Flying into the LA basin they would land at the Burbank Airport. Kenny’s new friend had a friend who pick them up and had a truck. It was winter in Southern California and the truck ride from Burbank to Santa Monica was a cold one for Kenny. He was in the back of the truck with just the clothing he brought over, basically a T shirt, pants and flip flops.

His stay in Santa Monica would last 2 weeks before moving in with friends that he knew from Hawaii at Hermosa Beach. There Kenny got acclimated to the surf scene and the waves in the South Bay. Hearing about Velzy’s shop in San Clemente Kenny made the drive down to San Clemente. There were no freeways back then, so the only way to get there was by the Pacific Coast Highway.

But once there Kenny made friends with the crew at Velzy Jacobs Surfboard shop and became one of the crew. There he got to know Al Nelson, Carl Ekstrom, Rennie Yater, Sandy Banks, Harold Igge, Del Cannon, Bill Cooper, Bob Cooper, Danny Brawner. Already knowing George Kapo’o, Bobby Patternson and Donald Takayama made it like he was in the old neighborhood. Besides those mentioned, there was Bruce Brown, John Severson, Bud Browne, Grant Roloff and the boss Dale Velzy.

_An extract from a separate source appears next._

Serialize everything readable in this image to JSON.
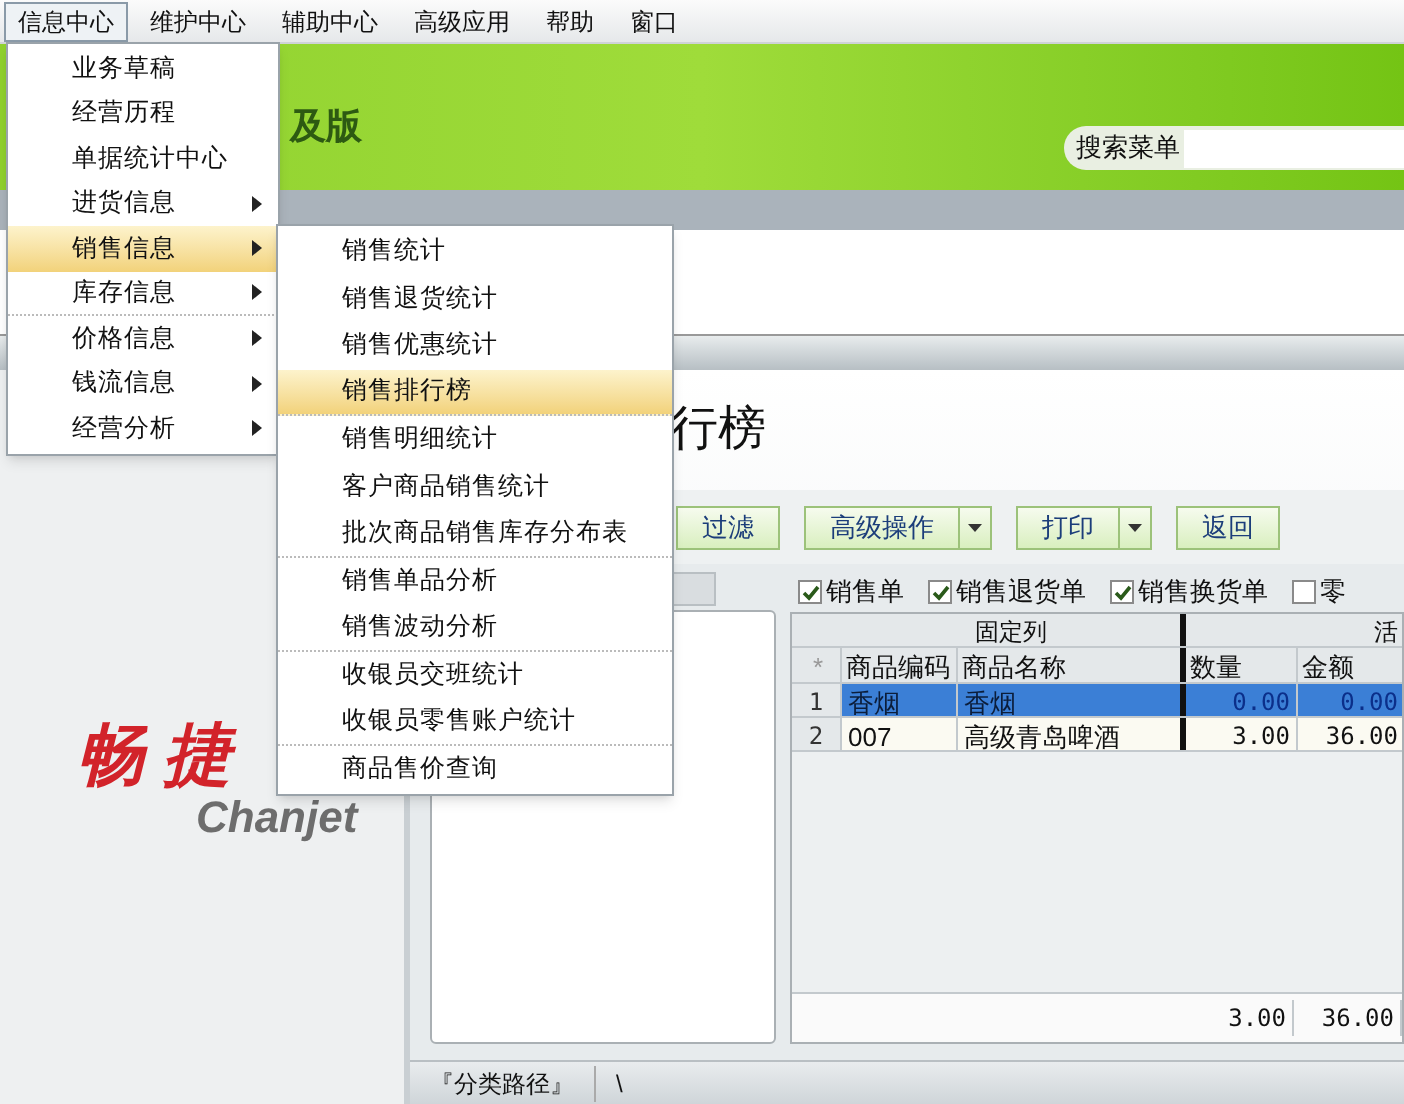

After the breakup of Velzy Jacobs Surfboards, Kenny moved back up north to Hermosa Beach and started working for Hap Jacobs at Jacobs Surfboards. Following his stay at Jacobs, Kenny shaped at Bing Surfboards and then move on to Rick Surfboards where he was doing the Barry Kaianapuni and Dru Harrison Models.

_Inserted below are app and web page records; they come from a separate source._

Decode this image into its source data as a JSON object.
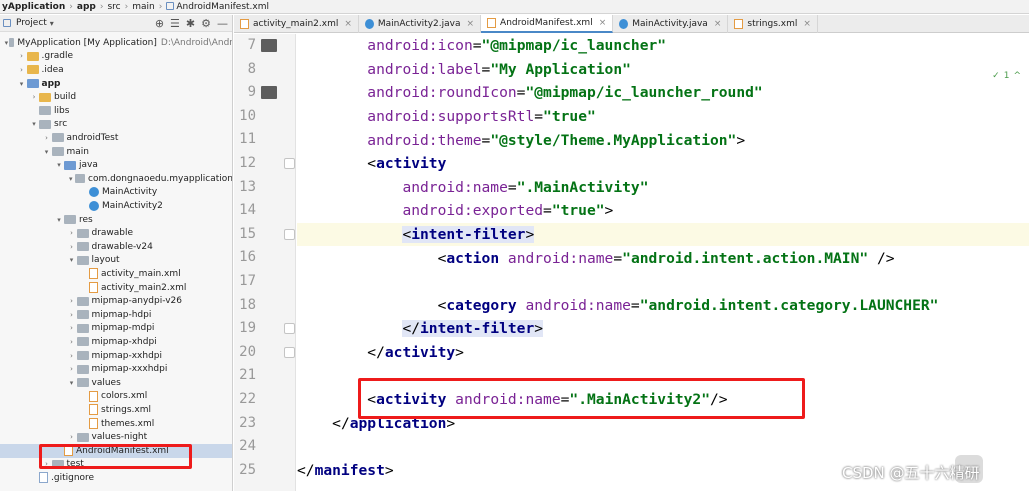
{
  "breadcrumb": {
    "app_name": "yApplication",
    "items": [
      "app",
      "src",
      "main",
      "AndroidManifest.xml"
    ]
  },
  "project_panel": {
    "title": "Project",
    "caret": "▾",
    "tools": [
      "⊕",
      "☰",
      "✱",
      "⚙",
      "—"
    ],
    "tree": [
      {
        "label": "MyApplication [My Application]",
        "hint": "D:\\Android\\Andr",
        "arrow": "▾",
        "icon": "folder gray",
        "indent": 0,
        "bold": false
      },
      {
        "label": ".gradle",
        "arrow": "›",
        "icon": "folder",
        "indent": 1
      },
      {
        "label": ".idea",
        "arrow": "›",
        "icon": "folder",
        "indent": 1
      },
      {
        "label": "app",
        "arrow": "▾",
        "icon": "folder blue",
        "indent": 1,
        "bold": true
      },
      {
        "label": "build",
        "arrow": "›",
        "icon": "folder",
        "indent": 2
      },
      {
        "label": "libs",
        "arrow": "",
        "icon": "folder gray",
        "indent": 2
      },
      {
        "label": "src",
        "arrow": "▾",
        "icon": "folder gray",
        "indent": 2
      },
      {
        "label": "androidTest",
        "arrow": "›",
        "icon": "folder gray",
        "indent": 3
      },
      {
        "label": "main",
        "arrow": "▾",
        "icon": "folder gray",
        "indent": 3
      },
      {
        "label": "java",
        "arrow": "▾",
        "icon": "folder blue",
        "indent": 4
      },
      {
        "label": "com.dongnaoedu.myapplication",
        "arrow": "▾",
        "icon": "folder gray",
        "indent": 5
      },
      {
        "label": "MainActivity",
        "arrow": "",
        "icon": "cls",
        "indent": 6
      },
      {
        "label": "MainActivity2",
        "arrow": "",
        "icon": "cls",
        "indent": 6
      },
      {
        "label": "res",
        "arrow": "▾",
        "icon": "folder gray",
        "indent": 4
      },
      {
        "label": "drawable",
        "arrow": "›",
        "icon": "folder gray",
        "indent": 5
      },
      {
        "label": "drawable-v24",
        "arrow": "›",
        "icon": "folder gray",
        "indent": 5
      },
      {
        "label": "layout",
        "arrow": "▾",
        "icon": "folder gray",
        "indent": 5
      },
      {
        "label": "activity_main.xml",
        "arrow": "",
        "icon": "xml",
        "indent": 6
      },
      {
        "label": "activity_main2.xml",
        "arrow": "",
        "icon": "xml",
        "indent": 6
      },
      {
        "label": "mipmap-anydpi-v26",
        "arrow": "›",
        "icon": "folder gray",
        "indent": 5
      },
      {
        "label": "mipmap-hdpi",
        "arrow": "›",
        "icon": "folder gray",
        "indent": 5
      },
      {
        "label": "mipmap-mdpi",
        "arrow": "›",
        "icon": "folder gray",
        "indent": 5
      },
      {
        "label": "mipmap-xhdpi",
        "arrow": "›",
        "icon": "folder gray",
        "indent": 5
      },
      {
        "label": "mipmap-xxhdpi",
        "arrow": "›",
        "icon": "folder gray",
        "indent": 5
      },
      {
        "label": "mipmap-xxxhdpi",
        "arrow": "›",
        "icon": "folder gray",
        "indent": 5
      },
      {
        "label": "values",
        "arrow": "▾",
        "icon": "folder gray",
        "indent": 5
      },
      {
        "label": "colors.xml",
        "arrow": "",
        "icon": "xml",
        "indent": 6
      },
      {
        "label": "strings.xml",
        "arrow": "",
        "icon": "xml",
        "indent": 6
      },
      {
        "label": "themes.xml",
        "arrow": "",
        "icon": "xml",
        "indent": 6
      },
      {
        "label": "values-night",
        "arrow": "›",
        "icon": "folder gray",
        "indent": 5
      },
      {
        "label": "AndroidManifest.xml",
        "arrow": "",
        "icon": "xml",
        "indent": 4,
        "selected": true
      },
      {
        "label": "test",
        "arrow": "›",
        "icon": "folder gray",
        "indent": 3
      },
      {
        "label": ".gitignore",
        "arrow": "",
        "icon": "file",
        "indent": 2
      }
    ]
  },
  "tabs": [
    {
      "label": "activity_main2.xml",
      "kind": "xml",
      "active": false
    },
    {
      "label": "MainActivity2.java",
      "kind": "java",
      "active": false
    },
    {
      "label": "AndroidManifest.xml",
      "kind": "xml",
      "active": true
    },
    {
      "label": "MainActivity.java",
      "kind": "java",
      "active": false
    },
    {
      "label": "strings.xml",
      "kind": "xml",
      "active": false
    }
  ],
  "tab_close": "×",
  "inspection": {
    "icon": "✓",
    "count": "1",
    "arrow_up": "^"
  },
  "editor": {
    "line_numbers": [
      "7",
      "8",
      "9",
      "10",
      "11",
      "12",
      "13",
      "14",
      "15",
      "16",
      "17",
      "18",
      "19",
      "20",
      "21",
      "22",
      "23",
      "24",
      "25"
    ],
    "lines": [
      [
        {
          "t": "        "
        },
        {
          "t": "android:",
          "c": "attr"
        },
        {
          "t": "icon",
          "c": "attr"
        },
        {
          "t": "=",
          "c": ""
        },
        {
          "t": "\"@mipmap/ic_launcher\"",
          "c": "str"
        }
      ],
      [
        {
          "t": "        "
        },
        {
          "t": "android:",
          "c": "attr"
        },
        {
          "t": "label",
          "c": "attr"
        },
        {
          "t": "=",
          "c": ""
        },
        {
          "t": "\"My Application\"",
          "c": "str"
        }
      ],
      [
        {
          "t": "        "
        },
        {
          "t": "android:",
          "c": "attr"
        },
        {
          "t": "roundIcon",
          "c": "attr"
        },
        {
          "t": "=",
          "c": ""
        },
        {
          "t": "\"@mipmap/ic_launcher_round\"",
          "c": "str"
        }
      ],
      [
        {
          "t": "        "
        },
        {
          "t": "android:",
          "c": "attr"
        },
        {
          "t": "supportsRtl",
          "c": "attr"
        },
        {
          "t": "=",
          "c": ""
        },
        {
          "t": "\"true\"",
          "c": "str"
        }
      ],
      [
        {
          "t": "        "
        },
        {
          "t": "android:",
          "c": "attr"
        },
        {
          "t": "theme",
          "c": "attr"
        },
        {
          "t": "=",
          "c": ""
        },
        {
          "t": "\"@style/Theme.MyApplication\"",
          "c": "str"
        },
        {
          "t": ">",
          "c": ""
        }
      ],
      [
        {
          "t": "        "
        },
        {
          "t": "<",
          "c": ""
        },
        {
          "t": "activity",
          "c": "tag"
        }
      ],
      [
        {
          "t": "            "
        },
        {
          "t": "android:",
          "c": "attr"
        },
        {
          "t": "name",
          "c": "attr"
        },
        {
          "t": "=",
          "c": ""
        },
        {
          "t": "\".MainActivity\"",
          "c": "str"
        }
      ],
      [
        {
          "t": "            "
        },
        {
          "t": "android:",
          "c": "attr"
        },
        {
          "t": "exported",
          "c": "attr"
        },
        {
          "t": "=",
          "c": ""
        },
        {
          "t": "\"true\"",
          "c": "str"
        },
        {
          "t": ">",
          "c": ""
        }
      ],
      [
        {
          "t": "            "
        },
        {
          "t": "<",
          "c": "sel"
        },
        {
          "t": "intent-filter",
          "c": "tag sel"
        },
        {
          "t": ">",
          "c": "sel"
        }
      ],
      [
        {
          "t": "                "
        },
        {
          "t": "<",
          "c": ""
        },
        {
          "t": "action ",
          "c": "tag"
        },
        {
          "t": "android:",
          "c": "attr"
        },
        {
          "t": "name",
          "c": "attr"
        },
        {
          "t": "=",
          "c": ""
        },
        {
          "t": "\"android.intent.action.MAIN\"",
          "c": "str"
        },
        {
          "t": " />",
          "c": ""
        }
      ],
      [
        {
          "t": ""
        }
      ],
      [
        {
          "t": "                "
        },
        {
          "t": "<",
          "c": ""
        },
        {
          "t": "category ",
          "c": "tag"
        },
        {
          "t": "android:",
          "c": "attr"
        },
        {
          "t": "name",
          "c": "attr"
        },
        {
          "t": "=",
          "c": ""
        },
        {
          "t": "\"android.intent.category.LAUNCHER\"",
          "c": "str"
        }
      ],
      [
        {
          "t": "            "
        },
        {
          "t": "</",
          "c": "sel"
        },
        {
          "t": "intent-filter",
          "c": "tag sel"
        },
        {
          "t": ">",
          "c": "sel"
        }
      ],
      [
        {
          "t": "        "
        },
        {
          "t": "</",
          "c": ""
        },
        {
          "t": "activity",
          "c": "tag"
        },
        {
          "t": ">",
          "c": ""
        }
      ],
      [
        {
          "t": ""
        }
      ],
      [
        {
          "t": "        "
        },
        {
          "t": "<",
          "c": ""
        },
        {
          "t": "activity ",
          "c": "tag"
        },
        {
          "t": "android:",
          "c": "attr"
        },
        {
          "t": "name",
          "c": "attr"
        },
        {
          "t": "=",
          "c": ""
        },
        {
          "t": "\".MainActivity2\"",
          "c": "str"
        },
        {
          "t": "/>",
          "c": ""
        }
      ],
      [
        {
          "t": "    "
        },
        {
          "t": "</",
          "c": ""
        },
        {
          "t": "application",
          "c": "tag"
        },
        {
          "t": ">",
          "c": ""
        }
      ],
      [
        {
          "t": ""
        }
      ],
      [
        {
          "t": "</",
          "c": ""
        },
        {
          "t": "manifest",
          "c": "tag"
        },
        {
          "t": ">",
          "c": ""
        }
      ]
    ],
    "highlighted_line": "15"
  },
  "watermark": "CSDN @五十六精研",
  "colors": {
    "highlight_box": "#ee1b1b",
    "selection": "#c9d7ea"
  }
}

In 1964 he moved up to Santa Barbara and worked for Yater Surfboards for a couple of years before moving up to Santa Cruz and worked for Doug Haut for a short time before starting Tilton Switzer Surfboards, then Soul Fish Surfboards to round out the 60’s. Into the early 70’s Kenny was on the North Shore of Oahu and worked for Country Surfboards and Brewer Surfboards. After that Kenny moved to the Kona side of the Big Island and made surfboards there.

In the 1980’s Kenny lived on Maui making windsurfers and surfboards for Jimmy Lewis. His shaping skills took him to Japan, Germany and to Spain. But he would return home to Hawaii and start doing the first SUP (Stand Up Paddleboard) with Jeff Timpone on Maui in the 1990’s. Today Kenny Tilton is still making some foam surfboards, but has focused mostly on Koa and Mango wooden surfboards for display in public and private collections. His surfboards are a work of art and cherished by those who own them.